_DATA EXCERPTS_.
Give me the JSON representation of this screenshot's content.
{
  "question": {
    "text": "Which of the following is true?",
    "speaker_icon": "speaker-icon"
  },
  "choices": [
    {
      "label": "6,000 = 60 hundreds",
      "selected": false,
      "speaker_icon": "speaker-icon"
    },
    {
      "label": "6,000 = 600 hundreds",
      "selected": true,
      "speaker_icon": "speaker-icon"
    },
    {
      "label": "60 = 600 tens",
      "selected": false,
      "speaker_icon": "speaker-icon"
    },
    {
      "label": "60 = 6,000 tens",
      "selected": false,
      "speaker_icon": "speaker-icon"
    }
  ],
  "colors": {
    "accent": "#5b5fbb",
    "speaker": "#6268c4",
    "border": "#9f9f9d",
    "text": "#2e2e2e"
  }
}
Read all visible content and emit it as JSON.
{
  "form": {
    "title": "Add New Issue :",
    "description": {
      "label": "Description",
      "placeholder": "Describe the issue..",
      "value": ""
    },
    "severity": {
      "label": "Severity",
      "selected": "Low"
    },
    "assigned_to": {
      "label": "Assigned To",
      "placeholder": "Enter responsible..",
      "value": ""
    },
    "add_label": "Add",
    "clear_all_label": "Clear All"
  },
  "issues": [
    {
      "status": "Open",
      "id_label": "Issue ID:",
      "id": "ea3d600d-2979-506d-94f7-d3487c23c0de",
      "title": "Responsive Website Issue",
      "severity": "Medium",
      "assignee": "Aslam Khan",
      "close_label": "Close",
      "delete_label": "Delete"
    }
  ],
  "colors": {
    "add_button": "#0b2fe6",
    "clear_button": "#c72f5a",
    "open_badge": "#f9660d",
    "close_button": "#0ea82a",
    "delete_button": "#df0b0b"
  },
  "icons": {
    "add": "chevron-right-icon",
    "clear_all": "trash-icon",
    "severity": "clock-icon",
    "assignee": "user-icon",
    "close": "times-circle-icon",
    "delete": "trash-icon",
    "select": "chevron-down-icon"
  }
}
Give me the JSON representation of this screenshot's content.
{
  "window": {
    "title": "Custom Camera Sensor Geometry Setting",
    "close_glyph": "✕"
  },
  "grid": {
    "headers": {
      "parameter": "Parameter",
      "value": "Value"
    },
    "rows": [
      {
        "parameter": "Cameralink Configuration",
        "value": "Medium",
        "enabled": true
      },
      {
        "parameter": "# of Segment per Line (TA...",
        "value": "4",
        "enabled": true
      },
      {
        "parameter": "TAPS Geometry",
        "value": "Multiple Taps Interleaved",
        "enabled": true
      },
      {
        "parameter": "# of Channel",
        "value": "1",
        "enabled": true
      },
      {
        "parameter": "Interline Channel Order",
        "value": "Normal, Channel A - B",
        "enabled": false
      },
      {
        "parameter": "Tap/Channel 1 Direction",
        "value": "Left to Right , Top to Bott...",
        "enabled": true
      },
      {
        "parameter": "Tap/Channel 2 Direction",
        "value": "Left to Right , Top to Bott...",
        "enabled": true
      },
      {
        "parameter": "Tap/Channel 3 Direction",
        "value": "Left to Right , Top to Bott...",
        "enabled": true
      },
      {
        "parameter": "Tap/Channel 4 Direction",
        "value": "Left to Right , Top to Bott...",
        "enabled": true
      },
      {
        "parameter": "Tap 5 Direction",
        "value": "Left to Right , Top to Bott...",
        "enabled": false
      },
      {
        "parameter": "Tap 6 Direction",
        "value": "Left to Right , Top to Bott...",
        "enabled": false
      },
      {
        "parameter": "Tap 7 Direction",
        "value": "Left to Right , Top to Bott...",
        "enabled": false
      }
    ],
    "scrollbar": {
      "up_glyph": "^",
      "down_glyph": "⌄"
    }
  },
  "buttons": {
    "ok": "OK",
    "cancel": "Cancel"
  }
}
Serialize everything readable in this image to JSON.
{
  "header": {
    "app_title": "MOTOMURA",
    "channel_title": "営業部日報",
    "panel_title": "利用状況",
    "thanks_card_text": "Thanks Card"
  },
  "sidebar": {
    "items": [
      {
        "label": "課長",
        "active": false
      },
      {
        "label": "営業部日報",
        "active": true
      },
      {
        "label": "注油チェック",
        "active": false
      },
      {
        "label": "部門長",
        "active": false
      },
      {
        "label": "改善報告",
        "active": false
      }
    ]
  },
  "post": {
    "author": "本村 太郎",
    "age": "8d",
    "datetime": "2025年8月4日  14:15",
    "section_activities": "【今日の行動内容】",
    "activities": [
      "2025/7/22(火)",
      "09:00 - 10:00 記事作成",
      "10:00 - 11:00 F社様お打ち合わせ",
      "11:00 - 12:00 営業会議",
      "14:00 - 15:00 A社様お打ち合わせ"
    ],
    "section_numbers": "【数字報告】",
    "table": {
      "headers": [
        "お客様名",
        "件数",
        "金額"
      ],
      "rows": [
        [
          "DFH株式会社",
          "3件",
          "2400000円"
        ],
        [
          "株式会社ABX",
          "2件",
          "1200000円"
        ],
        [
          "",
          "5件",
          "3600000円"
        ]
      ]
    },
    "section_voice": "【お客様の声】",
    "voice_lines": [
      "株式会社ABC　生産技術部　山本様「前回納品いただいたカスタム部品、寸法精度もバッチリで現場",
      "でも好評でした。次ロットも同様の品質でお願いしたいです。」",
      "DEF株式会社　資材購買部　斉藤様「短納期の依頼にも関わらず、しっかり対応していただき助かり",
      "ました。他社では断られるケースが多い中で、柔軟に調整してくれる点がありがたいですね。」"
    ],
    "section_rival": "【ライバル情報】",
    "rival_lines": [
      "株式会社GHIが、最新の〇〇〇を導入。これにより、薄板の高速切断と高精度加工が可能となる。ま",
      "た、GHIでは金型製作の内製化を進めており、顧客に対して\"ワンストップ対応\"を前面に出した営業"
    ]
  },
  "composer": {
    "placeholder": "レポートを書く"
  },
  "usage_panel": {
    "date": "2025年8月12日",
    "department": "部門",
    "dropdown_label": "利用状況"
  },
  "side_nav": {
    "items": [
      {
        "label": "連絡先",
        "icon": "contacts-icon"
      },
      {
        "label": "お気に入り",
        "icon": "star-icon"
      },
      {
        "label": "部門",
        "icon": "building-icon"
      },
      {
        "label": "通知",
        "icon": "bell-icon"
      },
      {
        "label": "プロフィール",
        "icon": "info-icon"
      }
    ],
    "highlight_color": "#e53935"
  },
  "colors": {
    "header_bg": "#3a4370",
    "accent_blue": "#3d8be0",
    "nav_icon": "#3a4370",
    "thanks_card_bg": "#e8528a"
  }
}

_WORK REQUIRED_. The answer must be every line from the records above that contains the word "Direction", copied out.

_RESULT OF THE TASK_.
        "parameter": "Tap/Channel 1 Direction",
        "parameter": "Tap/Channel 2 Direction",
        "parameter": "Tap/Channel 3 Direction",
        "parameter": "Tap/Channel 4 Direction",
        "parameter": "Tap 5 Direction",
        "parameter": "Tap 6 Direction",
        "parameter": "Tap 7 Direction",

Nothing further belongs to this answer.